In addition to the dances, Los Alamos also had its own orchestra and even put on plays. “My wife had been interested in plays before coming to Los Alamos, so a group of people soon got together and were presenting plays and my wife was among the actresses,” said Brixner. “They used to bring me in for set construction and that sort of thing. I was kind of a carpenter and painter and what have you to try to get sets made, and we had everything we needed to do those. They made very nice plays. They were enjoyed by everybody.”
Another form of recreation was through the radio station, KRSN. It had a small frequency and was meant to be only for the community of Los Alamos. However, this didn’t work so well.
“In retrospect, it is pretty funny: in a place that was so obsessed with secrecy, certainly you could hear the radio station outside the fence,” said Reid, whose family lived outside the fence of Los Alamos because her father’s work required him to be closer to S-Site.
The radio station’s programming was varied, but mainly catered to the musical tastes of the Los Alamos community. “People were really very interested in music and they had amateur theatricals, particularly when the British got to Los Alamos. The Brits of course loved to do the crazy skits and they did Gilbert and Sullivan. There was an interest in music and theater and culture,” Reid remembered. “Maybe you would have in part called it a classical music station; people loaned them records and they played records. [Edward] Teller would sometimes play the piano for them and the announcer Bob Porton was there for a long, long time.”
Other music lovers like Benjamin Bederson, who was an SED, satisfied their musical cravings in a different way. “We had the amplifier, the large speaker and a record player set up in Richard Bellman’s office,” Bederson said. “Norman Greenspan and I decided to form a society where we could listen to classical music. We called it the Mushroom Society, because we could only meet at night when there was nobody there. We would play music very loud, Mahler and Beethoven, Wagner, and all of the classics very late at night, and really enjoying it.”
Leaving the Gates
On rare occasions, Manhattan Project scientists and workers were permitted to leave Los Alamos, whether it was to visit the Pueblos nearby or to go into Santa Fe. Those who visited the Pueblos, like Elsie McMillan, usually did so on the invite of their Pueblo housemaids.
“We had the great privilege of going down to the Pueblo and having lunch with the Penas many times,” Elsie McMillan remembered. “They all cooked their bread in the beehive ovens with their pottery, the black San Ildefonso.”
Those who visited Santa Fe were able to briefly escape the secrecy and tension of Los Alamos. Although they were sworn to secrecy, Manhattan Project veterans cherished the trip.

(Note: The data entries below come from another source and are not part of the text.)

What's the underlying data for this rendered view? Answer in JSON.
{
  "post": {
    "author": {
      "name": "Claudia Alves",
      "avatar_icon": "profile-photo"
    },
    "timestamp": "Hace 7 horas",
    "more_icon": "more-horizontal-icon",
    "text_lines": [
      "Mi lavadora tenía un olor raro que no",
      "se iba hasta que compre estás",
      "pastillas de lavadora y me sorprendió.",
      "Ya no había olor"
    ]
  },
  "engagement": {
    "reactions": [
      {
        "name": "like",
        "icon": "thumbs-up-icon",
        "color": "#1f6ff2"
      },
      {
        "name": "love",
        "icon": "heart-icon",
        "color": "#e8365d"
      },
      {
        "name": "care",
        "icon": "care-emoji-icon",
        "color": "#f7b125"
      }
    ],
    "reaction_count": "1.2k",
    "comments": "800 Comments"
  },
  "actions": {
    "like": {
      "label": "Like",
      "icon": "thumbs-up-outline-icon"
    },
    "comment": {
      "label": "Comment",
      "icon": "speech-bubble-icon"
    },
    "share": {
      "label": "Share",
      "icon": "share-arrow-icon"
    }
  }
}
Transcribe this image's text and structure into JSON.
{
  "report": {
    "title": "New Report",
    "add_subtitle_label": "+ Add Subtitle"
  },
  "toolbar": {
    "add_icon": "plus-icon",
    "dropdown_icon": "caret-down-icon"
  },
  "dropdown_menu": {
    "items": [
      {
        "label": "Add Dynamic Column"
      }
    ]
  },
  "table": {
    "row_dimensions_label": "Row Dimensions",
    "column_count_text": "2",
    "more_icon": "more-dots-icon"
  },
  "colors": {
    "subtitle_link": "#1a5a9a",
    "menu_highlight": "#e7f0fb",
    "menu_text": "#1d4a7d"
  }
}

“We were allowed one day a month that did not count against sick leave or vacation to go shopping because you couldn’t buy a thread—a spool of thread—anything on the Hill. And if you made the mistake of saying, “I’m going to town,” you left with a long list of purchases for people on the “G-Mind” bus,” described Diven. “It went down on sort of a regular schedule, you could get there by the times the stores opened. And then I could get back in half a day and go hiking, whatever, and do the shopping we needed because there was nothing here in ’44. I loved it. I thought it was wonderful—mud, dust, wind, that’s all right.”
Heaton vividly described New Mexico’s spectacular scenery. “It was one of the most beautiful settings I think that I’ve ever seen in my life. We were covered by mountains on all sides—north, south, east, west were nothing but huge, huge mountains. They were absolutely incredible. I have to go back there periodically and get my mountain fix because it gets into your system, into your little brain. There’s nothing to take the place of those gorgeous, gorgeous, gorgeous mountains.”
The quotations in this article were drawn from the following interviews on the Voices of the Manhattan Project website: